**Exercise description**
Look for the word "memory" in the records, and copy each line where it appears.

**Data section**
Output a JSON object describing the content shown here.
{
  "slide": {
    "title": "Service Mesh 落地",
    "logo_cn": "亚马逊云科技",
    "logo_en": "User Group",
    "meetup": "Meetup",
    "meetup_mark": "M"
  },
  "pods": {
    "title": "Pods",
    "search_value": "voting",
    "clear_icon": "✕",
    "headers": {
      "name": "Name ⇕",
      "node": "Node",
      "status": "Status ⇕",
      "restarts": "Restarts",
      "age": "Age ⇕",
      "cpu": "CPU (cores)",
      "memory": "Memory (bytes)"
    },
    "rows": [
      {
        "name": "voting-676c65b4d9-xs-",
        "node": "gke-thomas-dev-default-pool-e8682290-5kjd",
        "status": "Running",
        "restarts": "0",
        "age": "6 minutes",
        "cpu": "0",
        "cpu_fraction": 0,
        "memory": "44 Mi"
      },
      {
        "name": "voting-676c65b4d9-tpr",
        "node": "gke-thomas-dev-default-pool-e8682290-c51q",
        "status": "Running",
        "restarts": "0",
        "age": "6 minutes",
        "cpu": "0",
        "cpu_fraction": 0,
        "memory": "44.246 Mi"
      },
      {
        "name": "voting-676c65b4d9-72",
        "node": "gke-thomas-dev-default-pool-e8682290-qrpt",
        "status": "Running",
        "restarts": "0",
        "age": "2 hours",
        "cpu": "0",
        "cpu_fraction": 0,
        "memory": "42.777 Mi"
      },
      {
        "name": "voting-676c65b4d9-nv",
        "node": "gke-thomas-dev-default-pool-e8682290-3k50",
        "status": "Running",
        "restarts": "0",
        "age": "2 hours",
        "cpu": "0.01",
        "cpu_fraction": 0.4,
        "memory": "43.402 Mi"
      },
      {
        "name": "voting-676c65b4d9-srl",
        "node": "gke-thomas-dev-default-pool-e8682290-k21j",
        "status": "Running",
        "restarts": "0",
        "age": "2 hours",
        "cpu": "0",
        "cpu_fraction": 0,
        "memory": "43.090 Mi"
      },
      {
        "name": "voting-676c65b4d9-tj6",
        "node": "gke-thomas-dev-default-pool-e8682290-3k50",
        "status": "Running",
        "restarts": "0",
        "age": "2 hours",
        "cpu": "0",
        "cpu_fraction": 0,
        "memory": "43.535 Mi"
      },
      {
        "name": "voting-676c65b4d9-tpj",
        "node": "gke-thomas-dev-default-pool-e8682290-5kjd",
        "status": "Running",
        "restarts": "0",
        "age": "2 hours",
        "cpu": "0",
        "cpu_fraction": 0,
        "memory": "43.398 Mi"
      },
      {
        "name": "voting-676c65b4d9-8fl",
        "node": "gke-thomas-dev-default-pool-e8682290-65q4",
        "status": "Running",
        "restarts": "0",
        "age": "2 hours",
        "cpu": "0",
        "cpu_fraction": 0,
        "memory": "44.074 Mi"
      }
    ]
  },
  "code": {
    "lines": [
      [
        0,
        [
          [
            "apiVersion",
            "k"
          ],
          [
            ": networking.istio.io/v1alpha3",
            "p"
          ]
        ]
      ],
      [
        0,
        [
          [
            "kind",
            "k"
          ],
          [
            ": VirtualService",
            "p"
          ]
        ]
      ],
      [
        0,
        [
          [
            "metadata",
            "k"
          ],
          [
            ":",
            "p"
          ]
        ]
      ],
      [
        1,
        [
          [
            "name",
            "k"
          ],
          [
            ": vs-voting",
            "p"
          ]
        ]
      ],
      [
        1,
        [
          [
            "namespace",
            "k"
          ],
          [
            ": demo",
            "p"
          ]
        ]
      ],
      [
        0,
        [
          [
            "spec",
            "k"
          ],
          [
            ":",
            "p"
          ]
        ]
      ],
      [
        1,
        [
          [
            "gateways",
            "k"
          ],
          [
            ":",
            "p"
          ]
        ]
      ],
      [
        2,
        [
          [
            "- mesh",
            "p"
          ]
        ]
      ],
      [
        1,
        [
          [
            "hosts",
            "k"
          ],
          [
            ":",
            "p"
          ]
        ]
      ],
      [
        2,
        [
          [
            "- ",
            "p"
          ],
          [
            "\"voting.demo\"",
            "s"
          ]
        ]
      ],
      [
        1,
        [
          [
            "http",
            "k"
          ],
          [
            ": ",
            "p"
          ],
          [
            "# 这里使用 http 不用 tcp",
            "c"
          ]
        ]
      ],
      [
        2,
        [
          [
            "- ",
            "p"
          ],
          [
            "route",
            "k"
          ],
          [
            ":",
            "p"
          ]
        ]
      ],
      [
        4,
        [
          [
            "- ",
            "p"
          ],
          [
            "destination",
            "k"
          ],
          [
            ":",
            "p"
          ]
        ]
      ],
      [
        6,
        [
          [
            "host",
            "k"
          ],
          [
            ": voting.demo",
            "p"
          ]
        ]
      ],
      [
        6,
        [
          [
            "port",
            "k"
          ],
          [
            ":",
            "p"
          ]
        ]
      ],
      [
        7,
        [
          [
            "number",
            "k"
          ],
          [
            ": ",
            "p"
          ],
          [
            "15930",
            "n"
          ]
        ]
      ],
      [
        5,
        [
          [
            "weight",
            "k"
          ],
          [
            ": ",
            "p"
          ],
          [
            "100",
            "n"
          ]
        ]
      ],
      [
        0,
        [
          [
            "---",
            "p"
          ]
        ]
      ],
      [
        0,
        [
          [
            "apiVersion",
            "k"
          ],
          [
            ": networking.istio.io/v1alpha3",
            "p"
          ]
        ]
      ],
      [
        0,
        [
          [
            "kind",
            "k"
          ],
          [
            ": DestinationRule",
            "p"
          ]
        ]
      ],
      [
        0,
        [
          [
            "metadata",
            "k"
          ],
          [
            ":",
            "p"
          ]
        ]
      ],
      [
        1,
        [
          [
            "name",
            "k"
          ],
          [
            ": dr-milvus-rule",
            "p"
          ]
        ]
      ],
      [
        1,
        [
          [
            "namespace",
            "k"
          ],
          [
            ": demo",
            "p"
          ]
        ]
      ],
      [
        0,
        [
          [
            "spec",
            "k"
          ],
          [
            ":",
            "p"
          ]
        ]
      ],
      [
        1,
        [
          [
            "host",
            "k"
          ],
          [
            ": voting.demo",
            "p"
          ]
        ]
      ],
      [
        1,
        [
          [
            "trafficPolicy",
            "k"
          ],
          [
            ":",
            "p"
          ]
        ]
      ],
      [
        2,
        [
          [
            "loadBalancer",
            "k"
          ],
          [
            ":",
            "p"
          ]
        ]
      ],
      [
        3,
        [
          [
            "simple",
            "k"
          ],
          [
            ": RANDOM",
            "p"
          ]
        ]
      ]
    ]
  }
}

**Written response**
      "memory": "Memory (bytes)"
        "memory": "44 Mi"
        "memory": "44.246 Mi"
        "memory": "42.777 Mi"
        "memory": "43.402 Mi"
        "memory": "43.090 Mi"
        "memory": "43.535 Mi"
        "memory": "43.398 Mi"
        "memory": "44.074 Mi"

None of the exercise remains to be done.